|User’s votes are weighted by their contribution to the site (log10 contribution). In addition, the user who created the observation gets an extra vote.|
|I’d Call It That||3.0||9.60||2||(Michael Wallace,royh)|
sum(score * weight) /
(total weight + 1)
Thanks Roy, I thought you may have some thoughts on this.
I’ll look at those papers and will try to make new collections this season for further study.
Michael & Deb: A paper was published by Josef Šutara in 2008: Xerocomus s.l. in the light of the present state of knowledge. Czech Mycol. 60(1):29-62. In that paper, he describes anatomical features that distinguish Xerocomus s. str. from Xerocomellus gen. nov., Phylloporus, Hemileccinum gen. nov., and Pseudoboletus. Currently, published DNA sequence data lend support to the recognition of those genera. Based solely on the appearance of B. leptospermi in Michael’s images, I would GUESS it might be a Xerocomellus (comparable in looks to Xerocomellus zelleri, X. chrysenteron).

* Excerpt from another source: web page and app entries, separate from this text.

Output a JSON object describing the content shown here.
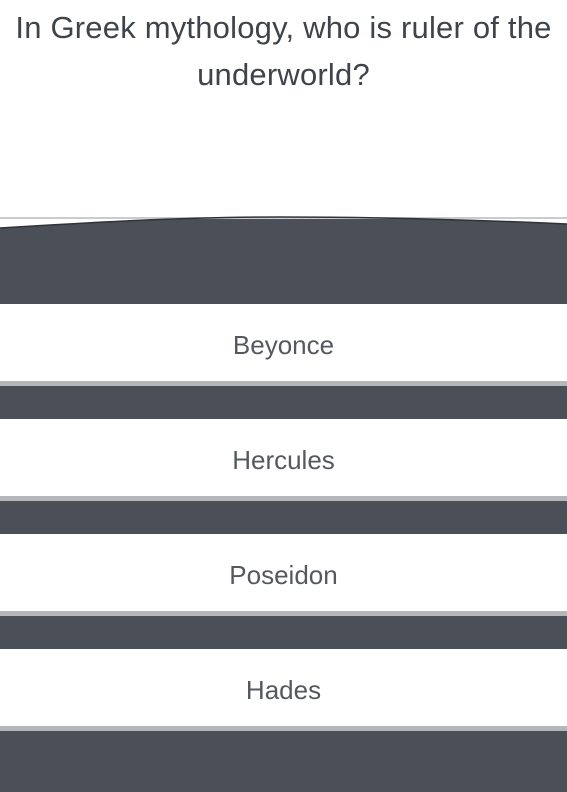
{
  "quiz": {
    "question": "In Greek mythology, who is ruler of the underworld?",
    "answers": [
      {
        "label": "Beyonce"
      },
      {
        "label": "Hercules"
      },
      {
        "label": "Poseidon"
      },
      {
        "label": "Hades"
      }
    ]
  },
  "colors": {
    "background": "#ffffff",
    "panel": "#4b5058",
    "button_shadow": "#b4b6b9",
    "question_text": "#3f444b",
    "answer_text": "#55595f"
  }
}
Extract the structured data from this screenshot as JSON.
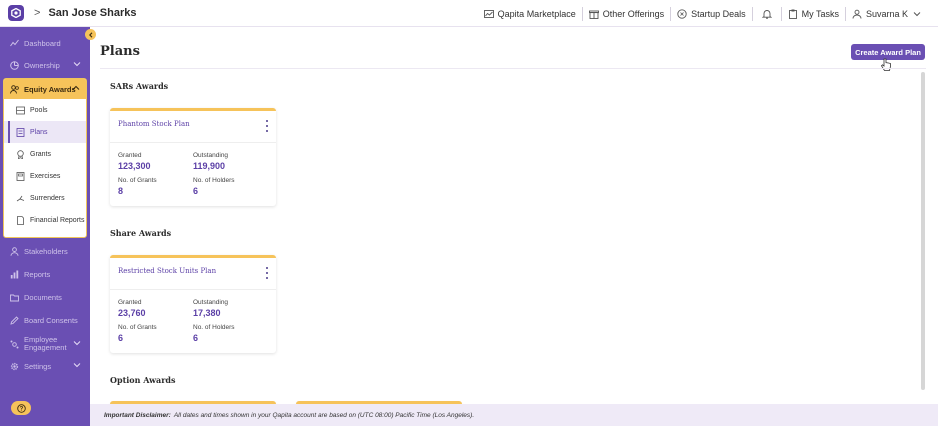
{
  "header": {
    "company": "San Jose Sharks",
    "marketplace": "Qapita Marketplace",
    "other_offerings": "Other Offerings",
    "startup_deals": "Startup Deals",
    "my_tasks": "My Tasks",
    "user": "Suvarna K"
  },
  "sidebar": {
    "items": [
      {
        "label": "Dashboard",
        "icon": "dashboard-icon"
      },
      {
        "label": "Ownership",
        "icon": "pie-chart-icon"
      },
      {
        "label": "Equity Awards",
        "icon": "users-icon"
      },
      {
        "label": "Stakeholders",
        "icon": "person-icon"
      },
      {
        "label": "Reports",
        "icon": "bar-chart-icon"
      },
      {
        "label": "Documents",
        "icon": "folder-icon"
      },
      {
        "label": "Board Consents",
        "icon": "pen-icon"
      },
      {
        "label": "Employee",
        "label2": "Engagement",
        "icon": "engagement-icon"
      },
      {
        "label": "Settings",
        "icon": "gear-icon"
      }
    ],
    "equity_sub": [
      {
        "label": "Pools",
        "icon": "pool-icon"
      },
      {
        "label": "Plans",
        "icon": "plan-icon"
      },
      {
        "label": "Grants",
        "icon": "grant-icon"
      },
      {
        "label": "Exercises",
        "icon": "exercise-icon"
      },
      {
        "label": "Surrenders",
        "icon": "surrender-icon"
      },
      {
        "label": "Financial Reports",
        "icon": "report-icon"
      }
    ],
    "active_sub": "Plans"
  },
  "main": {
    "title": "Plans",
    "create_button": "Create Award Plan",
    "sections": [
      {
        "title": "SARs Awards",
        "cards": [
          {
            "name": "Phantom Stock Plan",
            "granted_label": "Granted",
            "granted": "123,300",
            "outstanding_label": "Outstanding",
            "outstanding": "119,900",
            "grants_label": "No. of Grants",
            "grants": "8",
            "holders_label": "No. of Holders",
            "holders": "6"
          }
        ]
      },
      {
        "title": "Share Awards",
        "cards": [
          {
            "name": "Restricted Stock Units Plan",
            "granted_label": "Granted",
            "granted": "23,760",
            "outstanding_label": "Outstanding",
            "outstanding": "17,380",
            "grants_label": "No. of Grants",
            "grants": "6",
            "holders_label": "No. of Holders",
            "holders": "6"
          }
        ]
      },
      {
        "title": "Option Awards",
        "cards": []
      }
    ]
  },
  "disclaimer": {
    "label": "Important Disclaimer:",
    "text": "All dates and times shown in your Qapita account are based on (UTC 08:00) Pacific Time (Los Angeles)."
  },
  "colors": {
    "brand_purple": "#6a4fb3",
    "accent_yellow": "#f6c35a"
  }
}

Hi Debbie, yes I suspect it probably belongs in Xerocomus but I don’t really know what taxonomic characteristics are used to separate the two genera, if anyone can comment on this I would be interested and next time I see it I’ll make a collection and have a closer look.
I think my other observation shows the macroscopic characteristics a bit better.
a Xerocomellus or Xerocomus?
Thanks Michael, I really was wondering what this species looked like, just on the possibility it might show up in SE Qld.
Created: 2010-05-06 01:28:42 CDT (-0500)
Last modified: 2015-03-03 09:00:50 CST (-0600)
Viewed: 172 times, last viewed: 2017-06-07 08:37:08 CDT (-0500)